Today’s Wonder of the Day was inspired by William from Raleigh, NC. William Wonders, “What is the tallest staircase ever?” Thanks for WONDERing with us, William!
When you need to get from Point A to Point B, but Point B is several hundred feet higher in elevation than Point A, what do you do? If you're like many people, you might look for the nearest elevator or escalator.
If you want some great cardiovascular exercise, though, you might want to consider taking the stairs instead. A few flights of stairs are sure to get your heart pumping and your leg muscles flexing.
But what if you need to get to the top of a skyscraper? Unless you're a professional athlete, climbing dozens of flights of stairs might be too much to tackle. That's why tall buildings have elevator systems for speed and convenience.
All this thinking about stairs got us to WONDERing about the tallest staircase in the world. Does the world's tallest staircase lead to the top of a skyscraper? Nope! It leads to the top of a mountain in the Swiss Alps.
That mountain — Mt. Niesen in Switzerland — is known as the "Swiss Pyramid" because of its unique triangular shape. A funicular railway will take you on a 30-minute trip to the top of the mountain. Running parallel to that railway is the world's longest staircase.
The staircase extends over 2 miles up the side of Mt. Niesen and features a whopping 11,674 steps! It has been certified as the world's longest staircase by the Guinness Book of World Records.
Due to safety concerns, the staircase is usually closed to the public and remains accessible only to workers who need to perform repairs on the railway.
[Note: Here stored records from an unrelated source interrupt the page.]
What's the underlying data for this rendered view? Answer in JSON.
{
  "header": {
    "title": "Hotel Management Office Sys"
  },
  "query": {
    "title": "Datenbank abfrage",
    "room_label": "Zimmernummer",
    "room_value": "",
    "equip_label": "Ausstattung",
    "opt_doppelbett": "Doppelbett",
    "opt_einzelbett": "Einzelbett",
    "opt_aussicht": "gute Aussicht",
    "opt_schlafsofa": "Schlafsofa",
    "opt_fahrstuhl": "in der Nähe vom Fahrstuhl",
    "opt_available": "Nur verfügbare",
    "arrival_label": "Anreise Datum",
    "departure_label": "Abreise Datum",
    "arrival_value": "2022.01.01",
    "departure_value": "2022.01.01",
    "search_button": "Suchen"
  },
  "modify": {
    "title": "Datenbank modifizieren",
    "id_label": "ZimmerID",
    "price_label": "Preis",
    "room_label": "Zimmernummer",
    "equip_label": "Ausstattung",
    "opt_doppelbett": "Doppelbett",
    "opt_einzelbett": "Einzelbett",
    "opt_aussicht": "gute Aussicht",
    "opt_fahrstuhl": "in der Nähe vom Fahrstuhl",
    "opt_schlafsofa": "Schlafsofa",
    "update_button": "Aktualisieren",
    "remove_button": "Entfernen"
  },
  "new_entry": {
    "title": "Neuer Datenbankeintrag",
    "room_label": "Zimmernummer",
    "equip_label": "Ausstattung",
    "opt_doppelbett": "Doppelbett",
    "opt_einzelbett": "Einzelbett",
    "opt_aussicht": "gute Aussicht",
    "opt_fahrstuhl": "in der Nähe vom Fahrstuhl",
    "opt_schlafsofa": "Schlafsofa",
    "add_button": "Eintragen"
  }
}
Once each year in June, however, the staircase is opened for the "Niesen Treppenlauf" (also known as the "Niesenlauf").
The "Niesenlauf" is an annual race up the world's longest staircase. The race is limited to 500 participants, most of whom sign up more than a year in advance to race. The fastest times ever recorded were one hour and two minutes for men and one hour and nine minutes for women.
Does that seem like a long time to go a little over two miles? It's not when you consider the staircase has an average gradient of about 55% and climbing it is equivalent to climbing to the top of the Empire State Building more than seven times!
If you're interested in a shorter trek that nonetheless offers spectacular views and more than a hint of danger, consider Hawaii's Haiku Stairs. Known as the "Stairway to Heaven," the Haiku Stairs feature nearly 4,000 steps that stretch over 2,000 feet up a narrow ridge to a peak that housed a radio communications tower in World War II.
It's actually illegal to climb the Haiku Stairs for safety reasons, but many people do it every year anyway. Why take the chance? The climb is exhilarating and offers spectacular views and even features peaks that rise above the clouds!